Minnesota's attorney general on Wednesday sued two Texas companies she said falsely represented their discounted health care plans as medical insurance to thousands of customers. The companies used words such as "premium" and "copay," and promised to cover 80 percent of medical expenses from a vast network of hospitals and doctors to persuade 4,600 customers in Minnesota they were buying an insurance policy, Attorney General Lori Swanson. Direct Medical Network Solutions Inc, and Association Healthcare Management Inc. provide limited discounted medical services through certain doctors and clinics, but their plans are not insurance policies, Swanson said.
"Health discount plans are not insurance policies and they don't provide financial protection if you get sick," Swanson said … Swanson said the weak economy and expensive premiums have pushed many to seek alternatives to insurance.
Swanson estimated that the two companies' customers in Minnesota had lost millions of dollars. She said her office was investigating similar complaints about roughly a dozen other companies.

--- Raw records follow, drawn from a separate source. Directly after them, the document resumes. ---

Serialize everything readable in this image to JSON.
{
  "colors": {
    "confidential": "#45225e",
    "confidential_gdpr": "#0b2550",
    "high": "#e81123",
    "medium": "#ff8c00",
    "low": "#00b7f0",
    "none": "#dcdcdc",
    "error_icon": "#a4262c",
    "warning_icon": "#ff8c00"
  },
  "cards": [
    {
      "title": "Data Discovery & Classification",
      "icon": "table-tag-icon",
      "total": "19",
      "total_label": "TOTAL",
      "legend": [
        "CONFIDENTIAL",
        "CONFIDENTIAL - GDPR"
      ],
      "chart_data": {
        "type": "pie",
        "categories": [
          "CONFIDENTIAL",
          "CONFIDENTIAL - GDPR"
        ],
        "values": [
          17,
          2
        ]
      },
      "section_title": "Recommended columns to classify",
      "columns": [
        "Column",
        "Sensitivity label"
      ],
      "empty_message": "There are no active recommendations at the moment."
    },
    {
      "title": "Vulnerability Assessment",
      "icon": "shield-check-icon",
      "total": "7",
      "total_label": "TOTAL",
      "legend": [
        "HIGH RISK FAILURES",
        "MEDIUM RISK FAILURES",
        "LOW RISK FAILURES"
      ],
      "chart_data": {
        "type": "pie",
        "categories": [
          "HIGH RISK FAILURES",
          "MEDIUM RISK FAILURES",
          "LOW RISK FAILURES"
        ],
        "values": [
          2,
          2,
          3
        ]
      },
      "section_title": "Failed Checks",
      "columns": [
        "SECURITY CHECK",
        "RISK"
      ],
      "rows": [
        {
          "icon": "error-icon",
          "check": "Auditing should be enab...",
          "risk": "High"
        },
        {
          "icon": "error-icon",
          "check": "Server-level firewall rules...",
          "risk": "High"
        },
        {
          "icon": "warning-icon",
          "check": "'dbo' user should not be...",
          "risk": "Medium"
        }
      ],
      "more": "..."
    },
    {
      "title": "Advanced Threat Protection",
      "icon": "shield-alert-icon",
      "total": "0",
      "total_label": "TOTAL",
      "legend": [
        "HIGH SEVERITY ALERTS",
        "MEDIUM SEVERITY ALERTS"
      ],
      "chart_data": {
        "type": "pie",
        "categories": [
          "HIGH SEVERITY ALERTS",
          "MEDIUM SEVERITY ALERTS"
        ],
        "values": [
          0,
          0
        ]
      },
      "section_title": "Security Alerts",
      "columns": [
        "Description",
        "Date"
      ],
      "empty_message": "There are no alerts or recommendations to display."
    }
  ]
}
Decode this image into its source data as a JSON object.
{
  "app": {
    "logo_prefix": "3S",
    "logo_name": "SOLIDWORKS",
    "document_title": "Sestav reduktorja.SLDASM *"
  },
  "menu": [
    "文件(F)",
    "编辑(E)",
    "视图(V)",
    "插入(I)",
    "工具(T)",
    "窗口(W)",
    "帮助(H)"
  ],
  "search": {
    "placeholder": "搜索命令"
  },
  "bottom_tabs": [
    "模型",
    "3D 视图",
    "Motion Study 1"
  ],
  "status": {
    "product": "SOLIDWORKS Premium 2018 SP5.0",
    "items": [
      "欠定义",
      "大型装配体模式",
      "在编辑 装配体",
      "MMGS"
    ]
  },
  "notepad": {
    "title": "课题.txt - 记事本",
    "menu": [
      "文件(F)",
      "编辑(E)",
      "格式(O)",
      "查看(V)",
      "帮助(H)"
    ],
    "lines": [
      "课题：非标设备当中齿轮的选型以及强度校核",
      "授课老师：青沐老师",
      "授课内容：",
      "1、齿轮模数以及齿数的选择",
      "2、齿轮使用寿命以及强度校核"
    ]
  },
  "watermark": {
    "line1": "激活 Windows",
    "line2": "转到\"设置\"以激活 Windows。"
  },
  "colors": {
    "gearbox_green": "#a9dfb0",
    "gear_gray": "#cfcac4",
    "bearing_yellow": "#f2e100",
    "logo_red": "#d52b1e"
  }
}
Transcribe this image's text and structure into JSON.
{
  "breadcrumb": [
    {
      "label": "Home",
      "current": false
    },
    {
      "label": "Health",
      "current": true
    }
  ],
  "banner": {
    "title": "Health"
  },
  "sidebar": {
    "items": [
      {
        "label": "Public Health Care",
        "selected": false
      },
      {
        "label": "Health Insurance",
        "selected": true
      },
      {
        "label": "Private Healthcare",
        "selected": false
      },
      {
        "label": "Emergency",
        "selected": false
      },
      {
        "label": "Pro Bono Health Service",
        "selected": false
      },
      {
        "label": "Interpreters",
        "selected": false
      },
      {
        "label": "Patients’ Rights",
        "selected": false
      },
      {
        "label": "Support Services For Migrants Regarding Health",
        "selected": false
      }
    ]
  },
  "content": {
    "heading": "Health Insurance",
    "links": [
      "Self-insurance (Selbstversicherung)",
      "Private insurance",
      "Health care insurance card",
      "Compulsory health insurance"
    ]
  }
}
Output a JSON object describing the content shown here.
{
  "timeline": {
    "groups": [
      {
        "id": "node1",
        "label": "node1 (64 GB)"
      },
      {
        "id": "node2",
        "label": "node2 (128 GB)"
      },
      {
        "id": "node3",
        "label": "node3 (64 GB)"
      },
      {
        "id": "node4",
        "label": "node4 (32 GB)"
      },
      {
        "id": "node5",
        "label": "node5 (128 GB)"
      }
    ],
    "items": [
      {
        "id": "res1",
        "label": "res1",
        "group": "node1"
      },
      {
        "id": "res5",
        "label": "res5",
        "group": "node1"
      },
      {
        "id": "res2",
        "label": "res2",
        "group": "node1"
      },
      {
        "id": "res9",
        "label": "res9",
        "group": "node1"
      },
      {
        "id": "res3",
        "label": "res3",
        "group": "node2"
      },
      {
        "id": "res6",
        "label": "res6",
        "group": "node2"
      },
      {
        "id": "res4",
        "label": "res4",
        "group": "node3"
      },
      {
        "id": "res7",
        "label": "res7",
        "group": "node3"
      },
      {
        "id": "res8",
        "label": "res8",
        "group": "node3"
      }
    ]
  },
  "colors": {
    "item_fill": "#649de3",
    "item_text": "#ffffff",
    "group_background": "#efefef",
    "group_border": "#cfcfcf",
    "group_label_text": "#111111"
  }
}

Gary Sween, a 63-year-old retired salesman said he had been struggling to get insurance because of a spinal condition. A Direct Medical representative called and offered him insurance for a $150 application fee plus $380 monthly premiums. Once the policy information arrived in the mail, he realized he had not bought insurance. After multiple phone calls, he canceled his plan but lost the application fee.